Early on in the outset of the coronavirus pandemic, the receptionist at the hotel I was staying at in China asked me if it was true that the United States was experiencing an epidemic of influenza that killed 61,000 people last year.
“No…” I responded, perplexed where this idea had arisen from.
In skimming the Chinese news, I had seen some mentions of the flu “epidemic” in the U.S. I classified it as typical misdirection, the kind of subtle criticism of the U.S. that China’s state-owned media engages in from time to time when they are embarrassed, frustrated, or trying to advance a foreign policy goal.
Not all of the Chinese news articles have been completely misleading. QQ News (not a specialized propaganda apparatus) published an article that pointed out the death rate for one set of numbers cited was only 0.05 percent and that “the vast majority were old, weak, or sick. It is possible that their health was already poor.”
Turns out the 61,000 death toll estimate comes from the U.S. Centers for Disease Control, making it all the more fun for China to cite in order to boost their trolling credibility.

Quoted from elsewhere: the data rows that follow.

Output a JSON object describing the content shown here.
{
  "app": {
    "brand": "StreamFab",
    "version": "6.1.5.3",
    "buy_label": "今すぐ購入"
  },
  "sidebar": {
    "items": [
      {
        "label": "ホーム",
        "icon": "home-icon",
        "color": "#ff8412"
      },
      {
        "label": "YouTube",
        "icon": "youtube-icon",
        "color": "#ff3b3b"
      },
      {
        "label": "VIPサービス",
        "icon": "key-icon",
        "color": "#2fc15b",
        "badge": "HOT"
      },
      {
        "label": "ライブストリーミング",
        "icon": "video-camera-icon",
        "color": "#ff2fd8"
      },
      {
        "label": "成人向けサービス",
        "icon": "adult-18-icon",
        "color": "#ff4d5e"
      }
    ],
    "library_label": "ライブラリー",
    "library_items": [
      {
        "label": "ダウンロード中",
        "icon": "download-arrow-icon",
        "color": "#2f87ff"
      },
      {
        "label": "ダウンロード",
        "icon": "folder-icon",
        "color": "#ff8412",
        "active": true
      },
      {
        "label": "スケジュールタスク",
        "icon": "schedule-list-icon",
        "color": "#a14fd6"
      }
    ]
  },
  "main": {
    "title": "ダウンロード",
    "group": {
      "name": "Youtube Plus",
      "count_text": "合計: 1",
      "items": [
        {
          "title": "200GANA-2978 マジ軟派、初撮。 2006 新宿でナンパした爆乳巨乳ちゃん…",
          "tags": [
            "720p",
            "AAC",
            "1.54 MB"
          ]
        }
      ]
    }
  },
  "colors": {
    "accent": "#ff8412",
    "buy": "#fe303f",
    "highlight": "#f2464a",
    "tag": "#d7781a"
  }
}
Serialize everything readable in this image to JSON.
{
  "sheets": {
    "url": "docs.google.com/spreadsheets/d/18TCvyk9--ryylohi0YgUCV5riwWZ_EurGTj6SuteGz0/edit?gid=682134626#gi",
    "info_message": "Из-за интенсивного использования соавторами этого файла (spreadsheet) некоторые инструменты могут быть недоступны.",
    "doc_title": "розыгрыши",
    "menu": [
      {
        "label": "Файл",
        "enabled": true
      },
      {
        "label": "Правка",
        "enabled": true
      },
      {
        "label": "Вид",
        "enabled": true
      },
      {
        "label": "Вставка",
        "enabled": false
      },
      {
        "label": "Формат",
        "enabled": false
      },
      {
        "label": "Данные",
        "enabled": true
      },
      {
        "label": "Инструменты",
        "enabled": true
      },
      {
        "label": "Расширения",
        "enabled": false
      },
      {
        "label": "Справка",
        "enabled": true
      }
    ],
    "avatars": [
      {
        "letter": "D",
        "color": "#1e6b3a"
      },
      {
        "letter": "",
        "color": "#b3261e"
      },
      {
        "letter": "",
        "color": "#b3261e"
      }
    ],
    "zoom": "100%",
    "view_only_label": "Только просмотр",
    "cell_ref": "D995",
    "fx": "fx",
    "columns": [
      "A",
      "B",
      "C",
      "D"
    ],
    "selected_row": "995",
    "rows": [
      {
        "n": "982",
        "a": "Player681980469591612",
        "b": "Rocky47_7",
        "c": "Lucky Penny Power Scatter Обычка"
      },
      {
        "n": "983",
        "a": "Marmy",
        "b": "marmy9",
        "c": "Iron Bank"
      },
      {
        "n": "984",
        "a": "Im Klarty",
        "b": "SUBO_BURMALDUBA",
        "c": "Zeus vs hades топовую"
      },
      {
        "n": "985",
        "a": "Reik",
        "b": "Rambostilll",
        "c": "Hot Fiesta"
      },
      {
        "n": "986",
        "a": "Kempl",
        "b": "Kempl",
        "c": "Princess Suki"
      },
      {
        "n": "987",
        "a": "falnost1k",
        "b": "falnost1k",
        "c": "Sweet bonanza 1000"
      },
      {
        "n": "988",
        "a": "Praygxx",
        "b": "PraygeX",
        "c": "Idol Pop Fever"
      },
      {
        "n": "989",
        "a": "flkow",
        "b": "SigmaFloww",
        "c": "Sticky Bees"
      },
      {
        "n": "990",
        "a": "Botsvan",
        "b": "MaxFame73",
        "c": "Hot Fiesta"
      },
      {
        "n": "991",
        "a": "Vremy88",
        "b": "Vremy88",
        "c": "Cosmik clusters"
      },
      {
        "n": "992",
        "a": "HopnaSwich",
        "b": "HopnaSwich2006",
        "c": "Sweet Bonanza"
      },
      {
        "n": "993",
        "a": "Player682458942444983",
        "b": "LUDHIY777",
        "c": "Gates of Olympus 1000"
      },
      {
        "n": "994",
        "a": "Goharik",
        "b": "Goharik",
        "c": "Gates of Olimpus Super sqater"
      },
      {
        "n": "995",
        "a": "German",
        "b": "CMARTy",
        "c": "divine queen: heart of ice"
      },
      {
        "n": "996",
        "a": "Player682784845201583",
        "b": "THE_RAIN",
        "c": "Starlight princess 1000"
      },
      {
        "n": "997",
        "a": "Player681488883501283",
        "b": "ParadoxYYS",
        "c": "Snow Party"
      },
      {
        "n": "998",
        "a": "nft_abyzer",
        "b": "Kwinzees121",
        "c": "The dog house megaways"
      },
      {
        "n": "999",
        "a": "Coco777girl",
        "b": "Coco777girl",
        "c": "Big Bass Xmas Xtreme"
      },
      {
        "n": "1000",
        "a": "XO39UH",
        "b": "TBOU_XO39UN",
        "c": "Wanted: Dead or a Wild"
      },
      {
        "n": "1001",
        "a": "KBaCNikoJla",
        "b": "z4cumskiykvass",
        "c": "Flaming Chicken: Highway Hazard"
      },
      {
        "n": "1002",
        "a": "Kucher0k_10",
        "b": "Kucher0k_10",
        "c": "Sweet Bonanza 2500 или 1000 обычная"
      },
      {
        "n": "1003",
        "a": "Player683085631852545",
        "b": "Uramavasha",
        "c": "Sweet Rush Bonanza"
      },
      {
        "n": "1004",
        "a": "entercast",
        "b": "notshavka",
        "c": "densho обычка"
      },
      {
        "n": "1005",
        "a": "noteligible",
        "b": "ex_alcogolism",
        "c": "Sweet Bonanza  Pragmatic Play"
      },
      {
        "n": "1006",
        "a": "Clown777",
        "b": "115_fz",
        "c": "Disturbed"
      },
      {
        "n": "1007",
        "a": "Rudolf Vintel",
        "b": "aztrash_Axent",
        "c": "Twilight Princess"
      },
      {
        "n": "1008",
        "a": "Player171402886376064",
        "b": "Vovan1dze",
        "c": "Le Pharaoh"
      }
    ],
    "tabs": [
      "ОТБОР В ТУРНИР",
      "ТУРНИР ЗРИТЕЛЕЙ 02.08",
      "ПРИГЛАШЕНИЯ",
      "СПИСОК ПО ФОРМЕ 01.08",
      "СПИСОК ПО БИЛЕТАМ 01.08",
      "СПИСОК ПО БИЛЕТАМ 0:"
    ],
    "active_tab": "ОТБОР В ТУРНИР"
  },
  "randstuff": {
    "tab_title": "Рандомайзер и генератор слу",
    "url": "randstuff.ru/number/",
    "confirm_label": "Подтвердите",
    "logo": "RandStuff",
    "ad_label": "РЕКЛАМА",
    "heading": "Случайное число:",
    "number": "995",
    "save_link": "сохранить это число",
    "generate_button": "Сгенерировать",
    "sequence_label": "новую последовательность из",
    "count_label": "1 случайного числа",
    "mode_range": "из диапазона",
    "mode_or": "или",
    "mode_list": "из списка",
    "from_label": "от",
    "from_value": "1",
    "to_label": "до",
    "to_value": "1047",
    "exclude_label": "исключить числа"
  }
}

Like Sean Hannity when he finds a New York Times headline he likes: “Even the liberal New York Times/the American’s own federal health agency says…”
The hotel receptionist is interested in foreign news and opinion and was initially skeptical of the Chinese report.
“So it’s fake news?” he asked of the article in question.